** Opening Source material block **
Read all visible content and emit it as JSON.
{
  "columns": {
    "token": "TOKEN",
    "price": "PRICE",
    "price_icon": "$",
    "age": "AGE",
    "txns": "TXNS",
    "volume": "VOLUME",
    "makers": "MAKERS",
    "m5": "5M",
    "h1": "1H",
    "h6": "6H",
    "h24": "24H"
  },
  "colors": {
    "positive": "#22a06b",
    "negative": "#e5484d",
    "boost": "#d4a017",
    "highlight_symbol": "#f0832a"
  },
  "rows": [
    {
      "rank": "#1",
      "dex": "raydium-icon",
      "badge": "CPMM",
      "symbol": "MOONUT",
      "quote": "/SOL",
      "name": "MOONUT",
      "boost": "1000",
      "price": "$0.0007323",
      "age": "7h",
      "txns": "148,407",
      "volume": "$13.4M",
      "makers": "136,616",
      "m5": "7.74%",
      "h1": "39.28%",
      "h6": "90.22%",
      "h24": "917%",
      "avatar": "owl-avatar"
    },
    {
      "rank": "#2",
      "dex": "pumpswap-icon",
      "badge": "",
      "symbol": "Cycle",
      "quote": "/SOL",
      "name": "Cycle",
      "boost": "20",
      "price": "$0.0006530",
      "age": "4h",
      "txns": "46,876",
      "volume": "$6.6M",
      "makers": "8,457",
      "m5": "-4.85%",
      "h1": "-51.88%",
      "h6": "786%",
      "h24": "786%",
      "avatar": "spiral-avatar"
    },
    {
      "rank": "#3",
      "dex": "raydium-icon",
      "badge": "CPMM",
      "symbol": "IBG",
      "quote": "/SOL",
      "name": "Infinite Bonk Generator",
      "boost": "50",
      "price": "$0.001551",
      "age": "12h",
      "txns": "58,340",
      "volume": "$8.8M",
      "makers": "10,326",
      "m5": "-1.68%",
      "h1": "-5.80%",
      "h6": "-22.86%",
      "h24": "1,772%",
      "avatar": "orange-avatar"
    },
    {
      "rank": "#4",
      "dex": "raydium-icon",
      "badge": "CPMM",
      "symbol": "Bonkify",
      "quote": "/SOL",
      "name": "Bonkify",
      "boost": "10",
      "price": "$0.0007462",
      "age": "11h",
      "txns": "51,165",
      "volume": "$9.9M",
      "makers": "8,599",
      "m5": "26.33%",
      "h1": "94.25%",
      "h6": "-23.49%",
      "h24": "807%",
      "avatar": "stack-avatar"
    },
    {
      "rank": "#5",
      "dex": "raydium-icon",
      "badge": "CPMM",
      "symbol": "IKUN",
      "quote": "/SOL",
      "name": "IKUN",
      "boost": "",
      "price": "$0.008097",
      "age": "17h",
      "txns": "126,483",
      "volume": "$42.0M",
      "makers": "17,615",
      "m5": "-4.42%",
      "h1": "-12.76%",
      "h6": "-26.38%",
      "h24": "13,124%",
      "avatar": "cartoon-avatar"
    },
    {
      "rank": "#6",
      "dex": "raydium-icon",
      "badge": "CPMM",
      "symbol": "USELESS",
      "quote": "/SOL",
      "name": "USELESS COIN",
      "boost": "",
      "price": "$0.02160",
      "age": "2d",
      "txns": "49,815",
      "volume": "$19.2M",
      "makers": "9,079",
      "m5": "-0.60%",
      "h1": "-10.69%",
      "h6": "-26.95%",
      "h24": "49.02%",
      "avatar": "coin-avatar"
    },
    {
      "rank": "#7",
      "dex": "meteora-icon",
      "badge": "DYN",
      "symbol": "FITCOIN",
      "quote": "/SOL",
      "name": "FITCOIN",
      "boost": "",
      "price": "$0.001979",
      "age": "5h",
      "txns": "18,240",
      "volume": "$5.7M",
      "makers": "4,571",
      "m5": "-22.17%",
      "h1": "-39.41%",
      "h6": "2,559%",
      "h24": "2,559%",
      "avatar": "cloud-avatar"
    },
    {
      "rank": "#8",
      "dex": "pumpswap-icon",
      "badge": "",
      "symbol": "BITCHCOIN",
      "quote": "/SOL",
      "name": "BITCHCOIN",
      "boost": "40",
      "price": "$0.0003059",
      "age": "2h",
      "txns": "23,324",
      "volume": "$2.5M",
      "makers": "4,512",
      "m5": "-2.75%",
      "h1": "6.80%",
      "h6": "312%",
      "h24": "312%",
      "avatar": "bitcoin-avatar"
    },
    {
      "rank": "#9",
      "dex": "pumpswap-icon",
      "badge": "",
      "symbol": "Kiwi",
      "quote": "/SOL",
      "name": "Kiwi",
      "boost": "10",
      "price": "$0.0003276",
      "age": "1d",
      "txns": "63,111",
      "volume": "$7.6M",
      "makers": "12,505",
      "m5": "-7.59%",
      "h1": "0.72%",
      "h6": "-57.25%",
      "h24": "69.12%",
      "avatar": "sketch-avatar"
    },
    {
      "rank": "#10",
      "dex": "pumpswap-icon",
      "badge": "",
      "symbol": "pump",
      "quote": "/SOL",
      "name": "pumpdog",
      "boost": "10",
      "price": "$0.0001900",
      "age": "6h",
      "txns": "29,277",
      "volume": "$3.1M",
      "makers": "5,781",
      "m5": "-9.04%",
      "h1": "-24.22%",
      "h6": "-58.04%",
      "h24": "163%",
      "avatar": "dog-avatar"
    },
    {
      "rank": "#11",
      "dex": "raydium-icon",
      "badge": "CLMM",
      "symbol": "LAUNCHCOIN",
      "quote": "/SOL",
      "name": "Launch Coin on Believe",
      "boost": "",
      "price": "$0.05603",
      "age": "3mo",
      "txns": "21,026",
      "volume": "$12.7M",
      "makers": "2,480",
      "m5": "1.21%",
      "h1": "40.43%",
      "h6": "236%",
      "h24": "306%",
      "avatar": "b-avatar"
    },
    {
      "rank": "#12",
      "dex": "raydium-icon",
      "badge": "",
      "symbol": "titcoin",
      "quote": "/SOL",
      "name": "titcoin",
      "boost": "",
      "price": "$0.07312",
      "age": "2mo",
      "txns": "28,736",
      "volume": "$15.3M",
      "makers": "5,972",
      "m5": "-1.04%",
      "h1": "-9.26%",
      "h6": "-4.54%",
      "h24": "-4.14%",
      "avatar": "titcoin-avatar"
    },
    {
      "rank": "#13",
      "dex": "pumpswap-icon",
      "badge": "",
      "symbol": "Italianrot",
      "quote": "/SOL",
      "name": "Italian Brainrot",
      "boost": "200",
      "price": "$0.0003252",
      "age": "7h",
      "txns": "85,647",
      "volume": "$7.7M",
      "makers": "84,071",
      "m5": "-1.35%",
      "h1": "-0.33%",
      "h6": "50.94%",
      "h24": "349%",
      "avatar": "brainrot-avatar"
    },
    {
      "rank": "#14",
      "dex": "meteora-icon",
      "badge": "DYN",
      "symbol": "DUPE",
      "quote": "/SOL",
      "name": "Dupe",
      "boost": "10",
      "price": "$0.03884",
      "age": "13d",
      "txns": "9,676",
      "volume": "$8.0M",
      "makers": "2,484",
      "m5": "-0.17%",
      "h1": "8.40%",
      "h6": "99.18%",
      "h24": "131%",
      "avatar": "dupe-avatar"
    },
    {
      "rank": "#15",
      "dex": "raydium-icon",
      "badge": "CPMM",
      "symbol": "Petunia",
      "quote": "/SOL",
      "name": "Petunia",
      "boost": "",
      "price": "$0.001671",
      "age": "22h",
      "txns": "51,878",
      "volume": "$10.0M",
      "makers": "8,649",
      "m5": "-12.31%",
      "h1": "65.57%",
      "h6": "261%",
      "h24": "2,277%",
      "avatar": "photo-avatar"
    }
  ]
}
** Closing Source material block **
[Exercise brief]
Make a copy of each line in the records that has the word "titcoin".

[Answer space]
      "symbol": "titcoin",
      "name": "titcoin",
      "avatar": "titcoin-avatar"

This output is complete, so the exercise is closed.